Giving the electrical engineer a list of the HVAC equipment needing power also can help. Chillers, pumps, air-handling units, and rooftop units are pretty obvious; an electric heater in the sprinkler room, a small induced-draft fan, or an electric damper motor here and there, however, can be easy to miss. The electrical engineer needs to hear from the plumbing engineer and fire-protection engineer about equipment needing power, too. One engineering firm includes a combination mechanical/electrical schedule sheet on every project. The sheet lists each piece of mechanical equipment and its electrical characteristics and accompanies both the HVAC and electrical drawings.
Coordinate with the plumbing engineer regarding condensate drainage.
Local codes might or might not let condensate be dumped by rooftop units onto roofs and flow into storm drains. I have seen sites where condensate had to be piped to the roof drain (at extra cost if not shown on the drawings).
Check local requirements for condensate from condensing boilers.
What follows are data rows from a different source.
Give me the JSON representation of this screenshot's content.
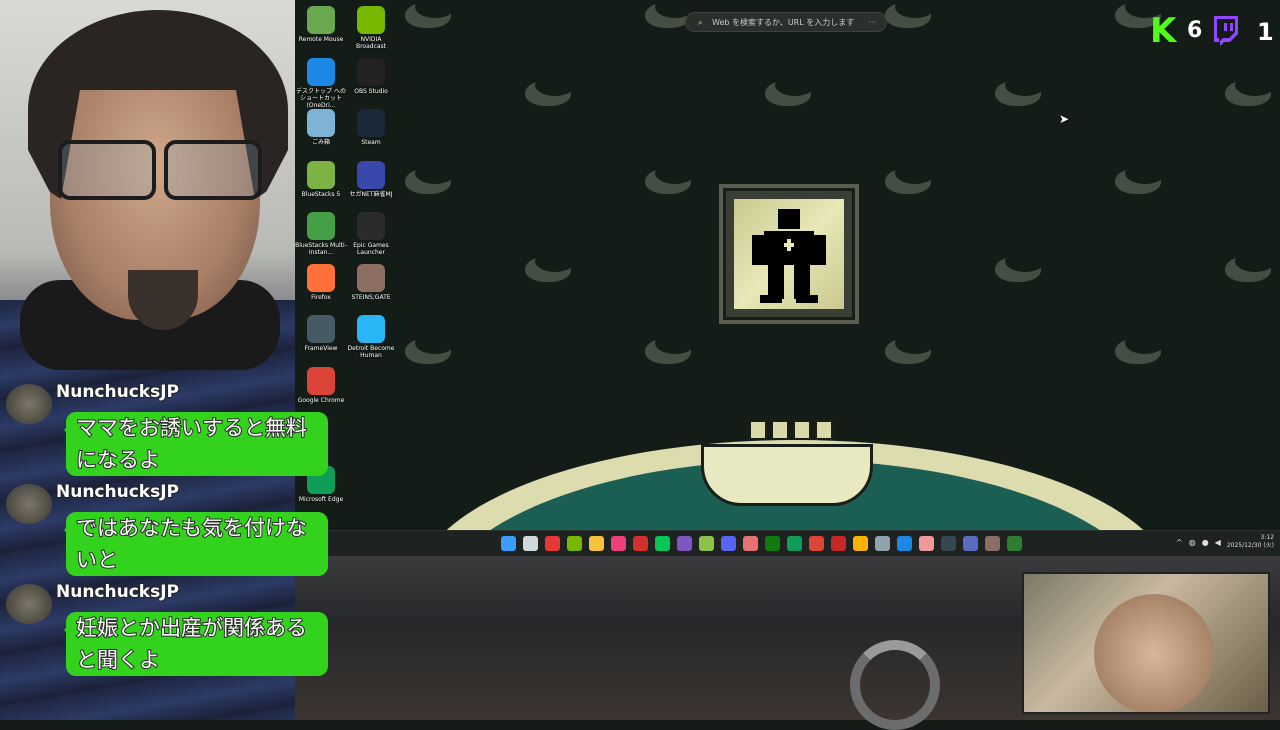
{
  "desktop_icons": [
    {
      "label": "Remote Mouse",
      "icon": "remote-mouse-icon",
      "color": "#6aa84f"
    },
    {
      "label": "NVIDIA Broadcast",
      "icon": "nvidia-broadcast-icon",
      "color": "#76b900"
    },
    {
      "label": "デスクトップ へのショートカット (OneDri...",
      "icon": "onedrive-icon",
      "color": "#1e88e5"
    },
    {
      "label": "OBS Studio",
      "icon": "obs-icon",
      "color": "#222222"
    },
    {
      "label": "ごみ箱",
      "icon": "recycle-bin-icon",
      "color": "#7fb3d5"
    },
    {
      "label": "Steam",
      "icon": "steam-icon",
      "color": "#1b2838"
    },
    {
      "label": "BlueStacks 5",
      "icon": "bluestacks-icon",
      "color": "#7cb342"
    },
    {
      "label": "セガNET麻雀MJ",
      "icon": "sega-mj-icon",
      "color": "#3949ab"
    },
    {
      "label": "BlueStacks Multi-Instan...",
      "icon": "bluestacks-multi-icon",
      "color": "#43a047"
    },
    {
      "label": "Epic Games Launcher",
      "icon": "epic-games-icon",
      "color": "#2b2b2b"
    },
    {
      "label": "Firefox",
      "icon": "firefox-icon",
      "color": "#ff7139"
    },
    {
      "label": "STEINS;GATE",
      "icon": "steins-gate-icon",
      "color": "#8d6e63"
    },
    {
      "label": "FrameView",
      "icon": "frameview-icon",
      "color": "#455a64"
    },
    {
      "label": "Detroit Become Human",
      "icon": "detroit-icon",
      "color": "#29b6f6"
    },
    {
      "label": "Google Chrome",
      "icon": "chrome-icon",
      "color": "#db4437"
    },
    {
      "label": "Microsoft Edge",
      "icon": "edge-icon",
      "color": "#0f9d58"
    }
  ],
  "search": {
    "placeholder": "Web を検索するか、URL を入力します",
    "icon": "search-icon",
    "more": "···"
  },
  "stream": {
    "kick_logo": "K",
    "kick_count": "6",
    "twitch_icon": "twitch-icon",
    "twitch_count": "1"
  },
  "taskbar": {
    "icons": [
      {
        "name": "start-icon",
        "color": "#3b9dfc"
      },
      {
        "name": "task-view-icon",
        "color": "#cfd8dc"
      },
      {
        "name": "obs-taskbar-icon",
        "color": "#e53935"
      },
      {
        "name": "nvidia-taskbar-icon",
        "color": "#76b900"
      },
      {
        "name": "file-explorer-icon",
        "color": "#f9c23c"
      },
      {
        "name": "app-pink-icon",
        "color": "#ec407a"
      },
      {
        "name": "record-icon",
        "color": "#d32f2f"
      },
      {
        "name": "line-icon",
        "color": "#06c755"
      },
      {
        "name": "app-purple-icon",
        "color": "#7e57c2"
      },
      {
        "name": "notepad-icon",
        "color": "#8bc34a"
      },
      {
        "name": "discord-icon",
        "color": "#5865f2"
      },
      {
        "name": "app-a-icon",
        "color": "#e57373"
      },
      {
        "name": "xbox-icon",
        "color": "#107c10"
      },
      {
        "name": "edge-taskbar-icon",
        "color": "#0f9d58"
      },
      {
        "name": "chrome-taskbar-icon",
        "color": "#db4437"
      },
      {
        "name": "app-red-icon",
        "color": "#c62828"
      },
      {
        "name": "app-gold-icon",
        "color": "#ffb300"
      },
      {
        "name": "app-arrow-icon",
        "color": "#90a4ae"
      },
      {
        "name": "app-blue-icon",
        "color": "#1e88e5"
      },
      {
        "name": "app-image-icon",
        "color": "#ef9a9a"
      },
      {
        "name": "app-dark-icon",
        "color": "#37474f"
      },
      {
        "name": "app-doc-icon",
        "color": "#5c6bc0"
      },
      {
        "name": "app-box-icon",
        "color": "#8d6e63"
      },
      {
        "name": "app-green-icon",
        "color": "#2e7d32"
      }
    ],
    "tray_chevron": "^",
    "clock_time": "3:12",
    "clock_date": "2025/12/30 (火)"
  },
  "chat": [
    {
      "user": "NunchucksJP",
      "text": "ママをお誘いすると無料になるよ"
    },
    {
      "user": "NunchucksJP",
      "text": "ではあなたも気を付けないと"
    },
    {
      "user": "NunchucksJP",
      "text": "妊娠とか出産が関係あると聞くよ"
    }
  ]
}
Even though condensing-boiler condensate is no more corrosive than Coca-Cola, local codes might call for its neutralization before it is dumped down a drain.
Local codes and regulations might designate the drains that can accept condensing-boiler condensate. For example, neutralized boiler condensate does not fit the Massachusetts Plumbing Code definition of “clear water waste,” so it cannot be discharged into a storm drain. It also does not fit the definition of “sanitary sewage,” so it cannot be discharged into an on-site sewage-disposal (septic) system. For sites not served by a municipal sewer system, the regulations seem to require an industrial-waste holding tank, meaning owners have to hire an industrial-waste hauler to remove neutralized condensate. In such cases, it might be more practical to use a non-condensing boiler.
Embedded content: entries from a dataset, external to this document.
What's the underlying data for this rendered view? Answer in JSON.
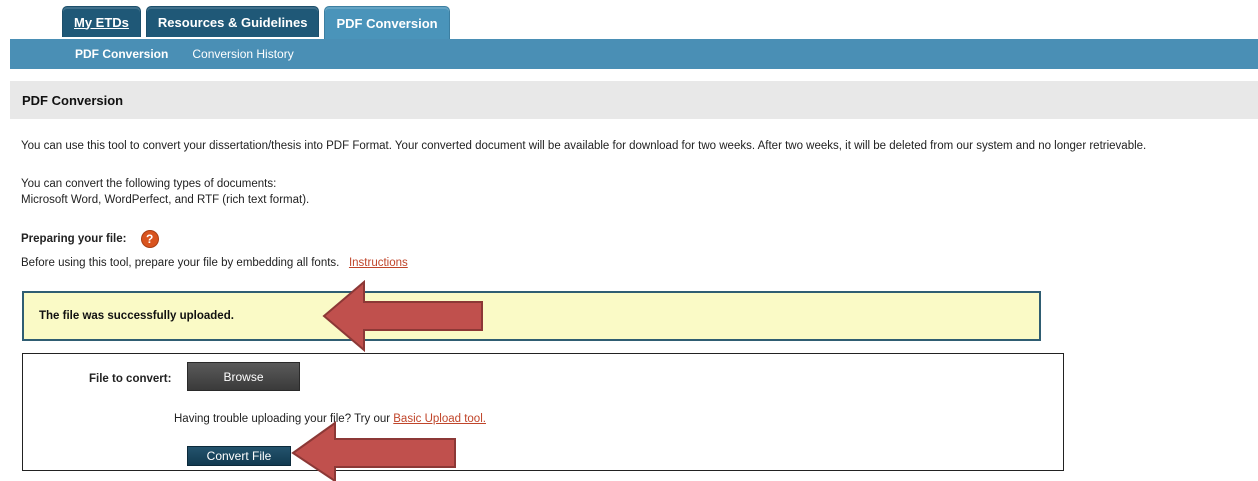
{
  "tabs": [
    {
      "label": "My ETDs"
    },
    {
      "label": "Resources & Guidelines"
    },
    {
      "label": "PDF Conversion"
    }
  ],
  "subnav": [
    "PDF Conversion",
    "Conversion History"
  ],
  "page": {
    "title": "PDF Conversion",
    "intro": "You can use this tool to convert your dissertation/thesis into PDF Format. Your converted document will be available for download for two weeks. After two weeks, it will be deleted from our system and no longer retrievable.",
    "types_heading": "You can convert the following types of documents:",
    "types_list": "Microsoft Word, WordPerfect, and RTF (rich text format).",
    "preparing_label": "Preparing your file:",
    "help_icon_glyph": "?",
    "preparing_text": "Before using this tool, prepare your file by embedding all fonts.",
    "instructions_link": "Instructions"
  },
  "notice": {
    "message": "The file was successfully uploaded."
  },
  "upload": {
    "file_label": "File to convert:",
    "browse_label": "Browse",
    "trouble_text": "Having trouble uploading your file? Try our ",
    "basic_upload_link": "Basic Upload tool.",
    "convert_label": "Convert File"
  },
  "colors": {
    "tab_dark": "#1f5877",
    "tab_active": "#4a94ba",
    "subnav": "#4a8fb5",
    "notice_bg": "#fafac6",
    "link": "#c0452a",
    "arrow": "#c0504d"
  }
}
HVAC and plumbing drawings need to show clearly the division of responsibility for equipment connecting to both HVAC and plumbing systems. The list includes indirect water heaters and makeup-water systems for boilers, chillers, and cooling towers. Be explicit regarding:
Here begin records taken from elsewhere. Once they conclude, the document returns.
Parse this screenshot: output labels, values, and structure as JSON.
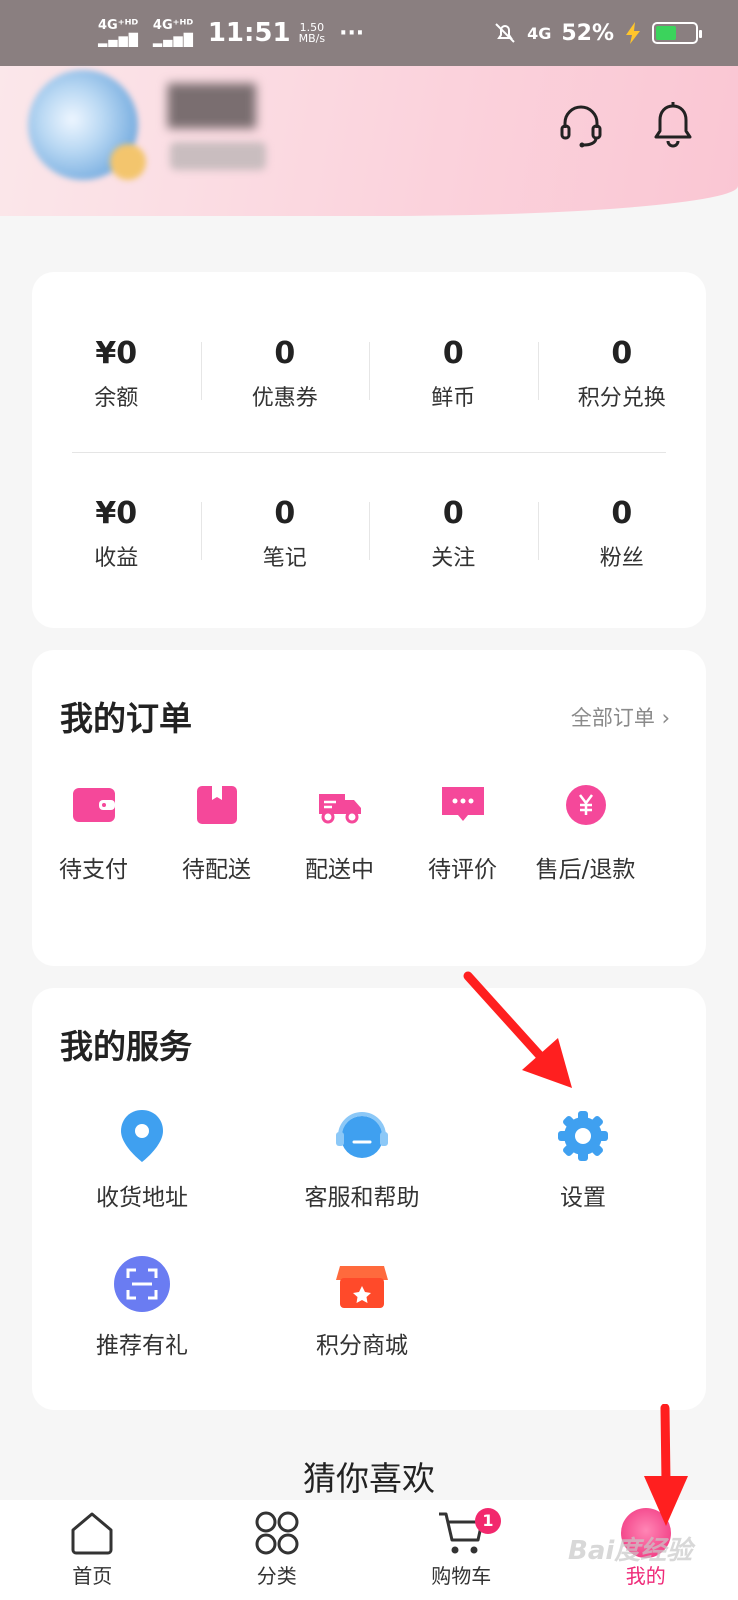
{
  "status_bar": {
    "signal1": "4G⁺ᴴᴰ",
    "signal2": "4G⁺ᴴᴰ",
    "time": "11:51",
    "speed_value": "1.50",
    "speed_unit": "MB/s",
    "dots": "···",
    "network": "4G",
    "battery_percent": "52%",
    "battery_level": 0.52,
    "colors": {
      "battery": "#3bd35c",
      "charging": "#ffc62b"
    }
  },
  "header": {
    "icons": [
      "headset-icon",
      "bell-icon"
    ]
  },
  "stats": {
    "row1": [
      {
        "value": "¥0",
        "label": "余额"
      },
      {
        "value": "0",
        "label": "优惠券"
      },
      {
        "value": "0",
        "label": "鲜币"
      },
      {
        "value": "0",
        "label": "积分兑换"
      }
    ],
    "row2": [
      {
        "value": "¥0",
        "label": "收益"
      },
      {
        "value": "0",
        "label": "笔记"
      },
      {
        "value": "0",
        "label": "关注"
      },
      {
        "value": "0",
        "label": "粉丝"
      }
    ]
  },
  "orders": {
    "title": "我的订单",
    "all_link": "全部订单",
    "items": [
      {
        "label": "待支付",
        "icon": "wallet-icon"
      },
      {
        "label": "待配送",
        "icon": "package-icon"
      },
      {
        "label": "配送中",
        "icon": "truck-icon"
      },
      {
        "label": "待评价",
        "icon": "comment-icon"
      },
      {
        "label": "售后/退款",
        "icon": "refund-icon"
      }
    ]
  },
  "services": {
    "title": "我的服务",
    "items": [
      {
        "label": "收货地址",
        "icon": "location-pin-icon"
      },
      {
        "label": "客服和帮助",
        "icon": "customer-service-icon"
      },
      {
        "label": "设置",
        "icon": "gear-icon"
      },
      {
        "label": "推荐有礼",
        "icon": "scan-icon"
      },
      {
        "label": "积分商城",
        "icon": "store-icon"
      }
    ]
  },
  "guess": {
    "title": "猜你喜欢"
  },
  "tabbar": {
    "items": [
      {
        "label": "首页",
        "icon": "home-icon"
      },
      {
        "label": "分类",
        "icon": "category-icon"
      },
      {
        "label": "购物车",
        "icon": "cart-icon",
        "badge": "1"
      },
      {
        "label": "我的",
        "icon": "profile-icon",
        "active": true
      }
    ],
    "colors": {
      "active": "#ef2a78",
      "badge": "#f2286d"
    }
  },
  "theme": {
    "accent": "#ef2a78",
    "icon_pink": "#f5489a",
    "icon_blue": "#3fa0f0",
    "annotation_red": "#ff1f1f"
  },
  "watermark": "Bai度经验"
}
- Which trade provides the indirect water heater and which trade makes specific connections (boiler water, incoming city water, outgoing domestic hot water, and recirculated hot water).
- Which trade provides backflow prevention required by a makeup-water system. Where does the plumbing piping end and the HVAC piping begin?
Check locations of plumbing vents. The plumbing code, the building code, or an applicable standard might require a specified separation between plumbing vents and outdoor-air intakes.
Discuss with the fire-protection engineer spaces that need heat to protect sprinkler pipes.
Section 220.127.116.11 of NFPA 13-2013, Standard for the Installation of Sprinkler Systems, calls for the protection of sprinkler pipes against freezing. Though identifying spaces that need heat to protect sprinkler pipes may be the primary duty of the fire-protection engineer, it does not hurt for the HVAC engineer to ask. Spaces the HVAC engineer considers unconditioned or unoccupied might need heat for freeze protection. An electric unit heater set at 50°F can be a cost-effective choice for a small room on an outside wall away from a heating hot-water supply line.
Check and coordinate to ensure firestopping gets done.
Pipe and duct penetrations through fire-resistance-rated walls, partitions, floors, and ceilings need firestopping to protect against the spread of fire. On some projects, each trade is responsible for firestopping its own openings. On others, all firestopping is assigned to a single specialty contractor. The question of who specifies firestopping and who does the work is far less important than checking and coordinating so the work gets done.
Pilots and the military are no strangers to checklists. Pilot Chesley “Sully” Sullenberger safely landed US Airways Flight 1549 on the Hudson River after bird strikes caused both engines to fail. He attributed his success partly to an emergency-procedures checklist. Developing and using project-coordination checklists might help HVAC engineers, too.